**Data for review:**
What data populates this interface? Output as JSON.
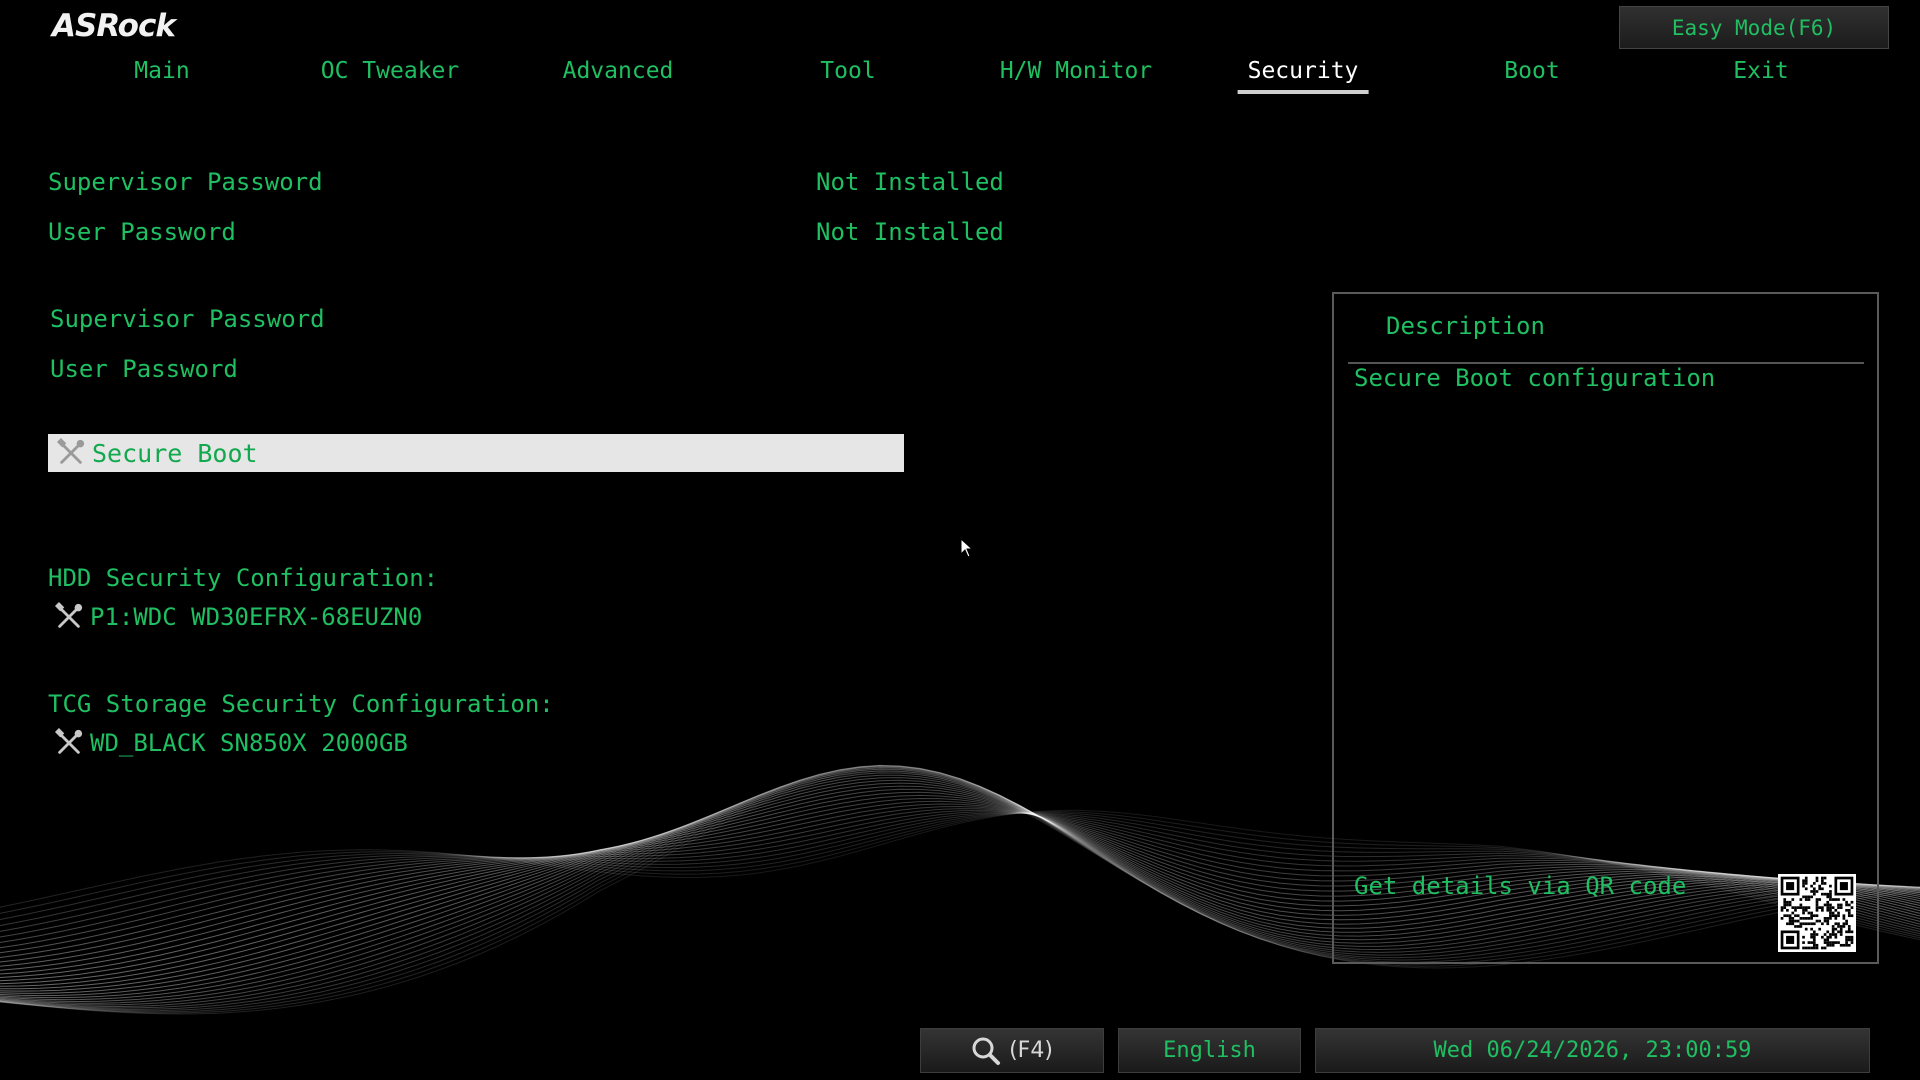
{
  "brand": {
    "logo_text": "ASRock"
  },
  "header": {
    "easy_mode_label": "Easy Mode(F6)"
  },
  "nav": {
    "tabs": [
      {
        "label": "Main"
      },
      {
        "label": "OC Tweaker"
      },
      {
        "label": "Advanced"
      },
      {
        "label": "Tool"
      },
      {
        "label": "H/W Monitor"
      },
      {
        "label": "Security",
        "active": true
      },
      {
        "label": "Boot"
      },
      {
        "label": "Exit"
      }
    ]
  },
  "status": {
    "supervisor_label": "Supervisor Password",
    "supervisor_value": "Not Installed",
    "user_label": "User Password",
    "user_value": "Not Installed"
  },
  "settings": {
    "set_supervisor_label": "Supervisor Password",
    "set_user_label": "User Password",
    "secure_boot_label": "Secure Boot"
  },
  "hdd": {
    "heading": "HDD Security Configuration:",
    "device": "P1:WDC WD30EFRX-68EUZN0"
  },
  "tcg": {
    "heading": "TCG Storage Security Configuration:",
    "device": "WD_BLACK SN850X 2000GB"
  },
  "description": {
    "title": "Description",
    "text": "Secure Boot configuration",
    "qr_text": "Get details via QR code"
  },
  "footer": {
    "search_label": "(F4)",
    "language": "English",
    "datetime": "Wed 06/24/2026, 23:00:59"
  },
  "colors": {
    "text_green": "#1fbf62",
    "highlight_bg": "#e6e6e6",
    "active_tab": "#ffffff"
  }
}
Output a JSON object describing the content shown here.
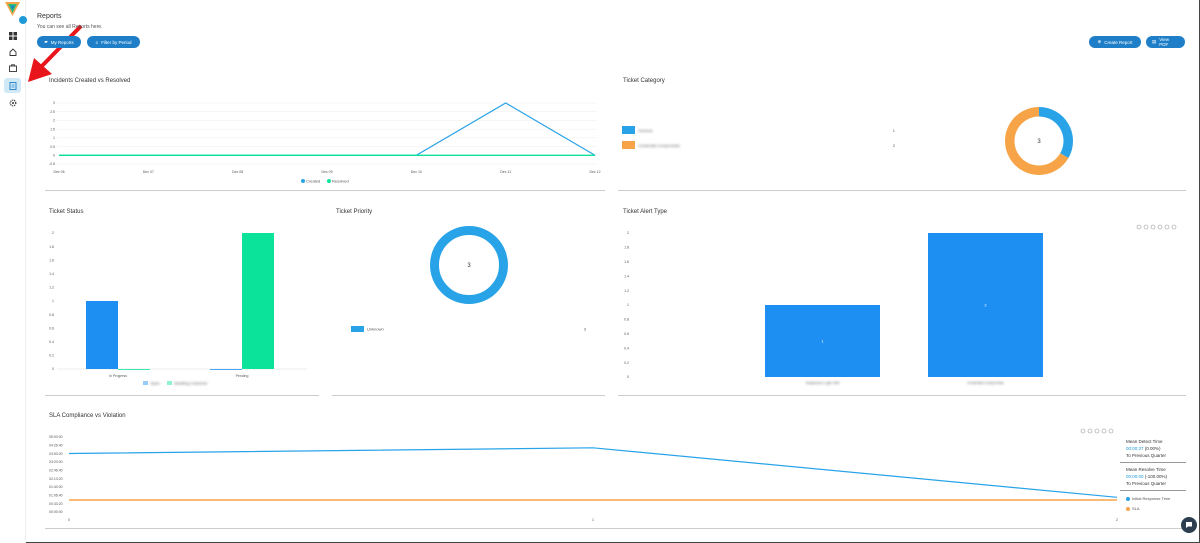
{
  "page": {
    "title": "Reports",
    "subtitle": "You can see all Reports here."
  },
  "toolbar": {
    "my_reports": "My Reports",
    "filter_period": "Filter by Period",
    "create_report": "Create Report",
    "view_pdf": "View PDF"
  },
  "sidebar": {
    "items": [
      "dashboard-icon",
      "home-icon",
      "tickets-icon",
      "reports-icon",
      "settings-icon"
    ]
  },
  "colors": {
    "accent": "#1e7fc8",
    "blue": "#29a3e8",
    "green": "#0be39a",
    "orange": "#f6a447",
    "bar_blue": "#1e8ff2"
  },
  "incidents": {
    "title": "Incidents Created vs Resolved",
    "y_ticks": [
      "3",
      "2.5",
      "2",
      "1.5",
      "1",
      "0.5",
      "0",
      "-0.5"
    ],
    "x_ticks": [
      "Dec 06",
      "Dec 07",
      "Dec 08",
      "Dec 09",
      "Dec 10",
      "Dec 11",
      "Dec 12"
    ],
    "legend": [
      "Created",
      "Resolved"
    ],
    "chart_data": {
      "type": "line",
      "categories": [
        "Dec 06",
        "Dec 07",
        "Dec 08",
        "Dec 09",
        "Dec 10",
        "Dec 11",
        "Dec 12"
      ],
      "series": [
        {
          "name": "Created",
          "values": [
            0,
            0,
            0,
            0,
            0,
            3,
            0
          ]
        },
        {
          "name": "Resolved",
          "values": [
            0,
            0,
            0,
            0,
            0,
            0,
            0
          ]
        }
      ]
    }
  },
  "category": {
    "title": "Ticket Category",
    "rows": [
      {
        "label": "General",
        "value": "1"
      },
      {
        "label": "Credential Compromise",
        "value": "2"
      }
    ],
    "center": "3",
    "chart_data": {
      "type": "pie",
      "values": [
        1,
        2
      ]
    }
  },
  "status": {
    "title": "Ticket Status",
    "y_ticks": [
      "2",
      "1.8",
      "1.6",
      "1.4",
      "1.2",
      "1",
      "0.8",
      "0.6",
      "0.4",
      "0.2",
      "0"
    ],
    "x_ticks": [
      "In Progress",
      "Pending"
    ],
    "legend": [
      "Open",
      "Awaiting Customer"
    ],
    "chart_data": {
      "type": "bar",
      "categories": [
        "In Progress",
        "Pending"
      ],
      "series": [
        {
          "name": "Open",
          "values": [
            1,
            0
          ]
        },
        {
          "name": "Awaiting Customer",
          "values": [
            0,
            2
          ]
        }
      ],
      "ylim": [
        0,
        2
      ]
    }
  },
  "priority": {
    "title": "Ticket Priority",
    "center": "3",
    "rows": [
      {
        "label": "Unknown",
        "value": "3"
      }
    ],
    "chart_data": {
      "type": "pie",
      "values": [
        3
      ]
    }
  },
  "alert": {
    "title": "Ticket Alert Type",
    "y_ticks": [
      "2",
      "1.8",
      "1.6",
      "1.4",
      "1.2",
      "1",
      "0.8",
      "0.6",
      "0.4",
      "0.2",
      "0"
    ],
    "x_ticks": [
      "Suspicious Login Test",
      "Credential Compromise"
    ],
    "chart_data": {
      "type": "bar",
      "categories": [
        "Suspicious Login Test",
        "Credential Compromise"
      ],
      "values": [
        1,
        2
      ],
      "ylim": [
        0,
        2
      ]
    }
  },
  "sla": {
    "title": "SLA Compliance vs Violation",
    "y_ticks": [
      "05:00:00",
      "04:26:40",
      "03:53:20",
      "03:20:00",
      "02:46:40",
      "02:13:20",
      "01:40:00",
      "01:06:40",
      "00:33:20",
      "00:00:00"
    ],
    "x_ticks": [
      "0",
      "1",
      "2"
    ],
    "legend": [
      "Initial Response Time",
      "SLA"
    ],
    "mean_detect_title": "Mean Detect Time",
    "mean_detect_value": "00:00:37",
    "mean_detect_pct": " (0.00%)",
    "mean_detect_note": "To Previous Quarter",
    "mean_resolve_title": "Mean Resolve Time",
    "mean_resolve_value": "00:00:00",
    "mean_resolve_pct": " (-100.00%)",
    "mean_resolve_note": "To Previous Quarter",
    "chart_data": {
      "type": "line",
      "x": [
        0,
        1,
        2
      ],
      "series": [
        {
          "name": "Initial Response Time",
          "values": [
            3.9,
            4.28,
            0.98
          ]
        },
        {
          "name": "SLA",
          "values": [
            0,
            0,
            0
          ]
        }
      ]
    }
  }
}
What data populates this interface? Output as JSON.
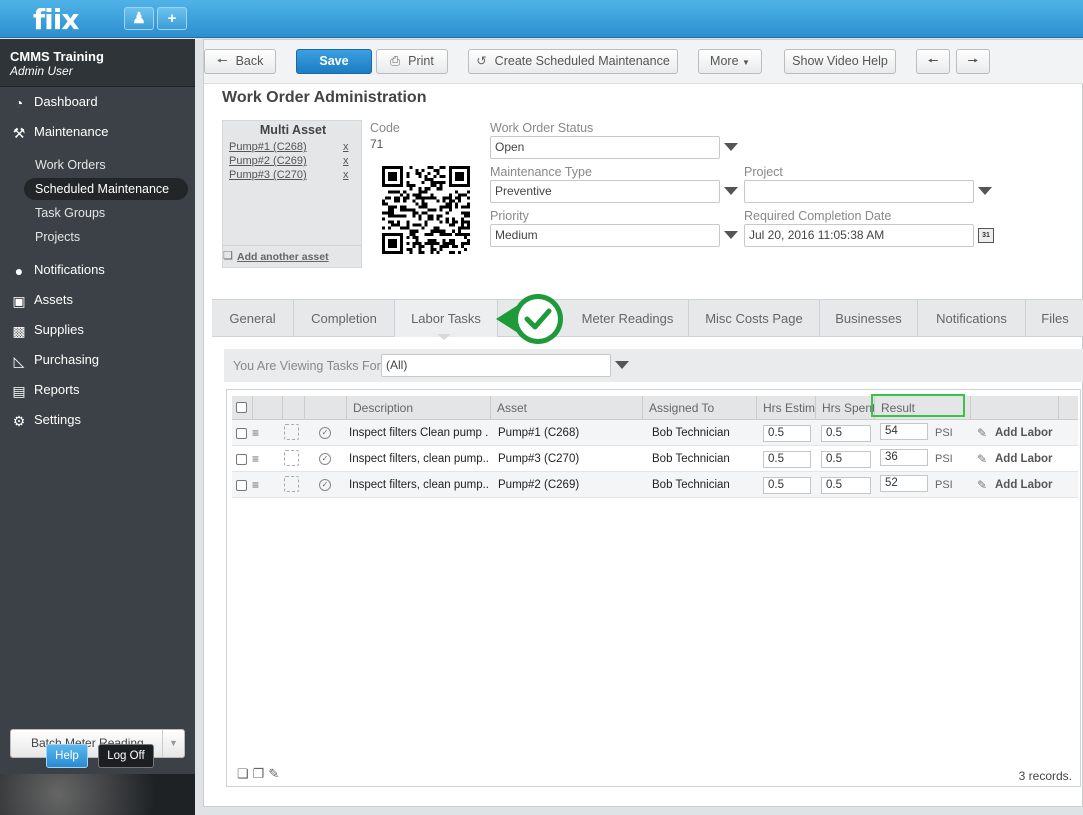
{
  "app": {
    "logo": "fiix"
  },
  "topbar": {
    "user_icon": "user-icon",
    "add_icon": "plus-icon"
  },
  "account": {
    "name": "CMMS Training",
    "user": "Admin User"
  },
  "nav": {
    "items": [
      {
        "label": "Dashboard",
        "icon": "dashboard-icon"
      },
      {
        "label": "Maintenance",
        "icon": "tools-icon"
      },
      {
        "label": "Notifications",
        "icon": "chat-icon"
      },
      {
        "label": "Assets",
        "icon": "boxes-icon"
      },
      {
        "label": "Supplies",
        "icon": "truck-icon"
      },
      {
        "label": "Purchasing",
        "icon": "cart-icon"
      },
      {
        "label": "Reports",
        "icon": "chart-icon"
      },
      {
        "label": "Settings",
        "icon": "gear-icon"
      }
    ],
    "subitems": [
      "Work Orders",
      "Scheduled Maintenance",
      "Task Groups",
      "Projects"
    ],
    "active_sub": "Scheduled Maintenance"
  },
  "sidebar_footer": {
    "batch": "Batch Meter Reading",
    "help": "Help",
    "logoff": "Log Off"
  },
  "toolbar": {
    "back": "Back",
    "save": "Save",
    "print": "Print",
    "create_sm": "Create Scheduled Maintenance",
    "more": "More",
    "video_help": "Show Video Help"
  },
  "page": {
    "title": "Work Order Administration"
  },
  "multi_asset": {
    "title": "Multi Asset",
    "assets": [
      "Pump#1 (C268)",
      "Pump#2 (C269)",
      "Pump#3 (C270)"
    ],
    "remove": "x",
    "add_label": "Add another asset"
  },
  "form": {
    "code_label": "Code",
    "code_value": "71",
    "status_label": "Work Order Status",
    "status_value": "Open",
    "mtype_label": "Maintenance Type",
    "mtype_value": "Preventive",
    "project_label": "Project",
    "project_value": "",
    "priority_label": "Priority",
    "priority_value": "Medium",
    "rcd_label": "Required Completion Date",
    "rcd_value": "Jul 20, 2016 11:05:38 AM",
    "calendar_icon_text": "31"
  },
  "tabs": [
    "General",
    "Completion",
    "Labor Tasks",
    "Meter Readings",
    "Misc Costs Page",
    "Businesses",
    "Notifications",
    "Files"
  ],
  "active_tab": "Labor Tasks",
  "viewing": {
    "label": "You Are Viewing Tasks For",
    "value": "(All)"
  },
  "grid": {
    "columns": [
      "Description",
      "Asset",
      "Assigned To",
      "Hrs Estim",
      "Hrs Spent",
      "Result"
    ],
    "rows": [
      {
        "description": "Inspect filters Clean pump ...",
        "asset": "Pump#1 (C268)",
        "assigned": "Bob Technician",
        "hrs_est": "0.5",
        "hrs_spent": "0.5",
        "result": "54",
        "unit": "PSI",
        "action": "Add Labor"
      },
      {
        "description": "Inspect filters, clean pump...",
        "asset": "Pump#3 (C270)",
        "assigned": "Bob Technician",
        "hrs_est": "0.5",
        "hrs_spent": "0.5",
        "result": "36",
        "unit": "PSI",
        "action": "Add Labor"
      },
      {
        "description": "Inspect filters, clean pump...",
        "asset": "Pump#2 (C269)",
        "assigned": "Bob Technician",
        "hrs_est": "0.5",
        "hrs_spent": "0.5",
        "result": "52",
        "unit": "PSI",
        "action": "Add Labor"
      }
    ],
    "records": "3 records."
  },
  "colors": {
    "accent": "#2c8fcf",
    "highlight": "#3cc14a",
    "sidebar": "#3b4146"
  }
}
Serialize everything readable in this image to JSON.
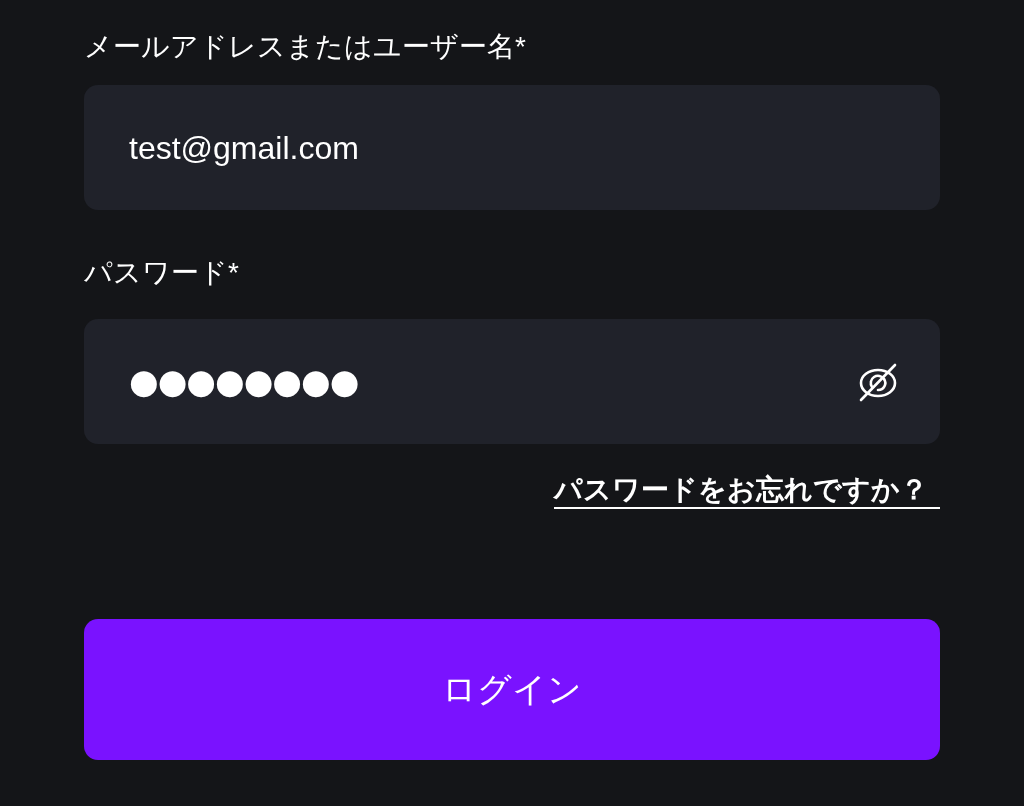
{
  "fields": [
    {
      "kind": "text",
      "label": "メールアドレスまたはユーザー名*",
      "value": "test@gmail.com"
    },
    {
      "kind": "password",
      "label": "パスワード*",
      "value": "●●●●●●●●"
    }
  ],
  "forgot_link": "パスワードをお忘れですか？",
  "login_button": "ログイン"
}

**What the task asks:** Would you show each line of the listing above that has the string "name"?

**Output of the task:**
          "name": "Created",
          "name": "Resolved",
          "name": "Open",
          "name": "Awaiting Customer",
          "name": "Initial Response Time",
          "name": "SLA",
    "name": "CMMS Training",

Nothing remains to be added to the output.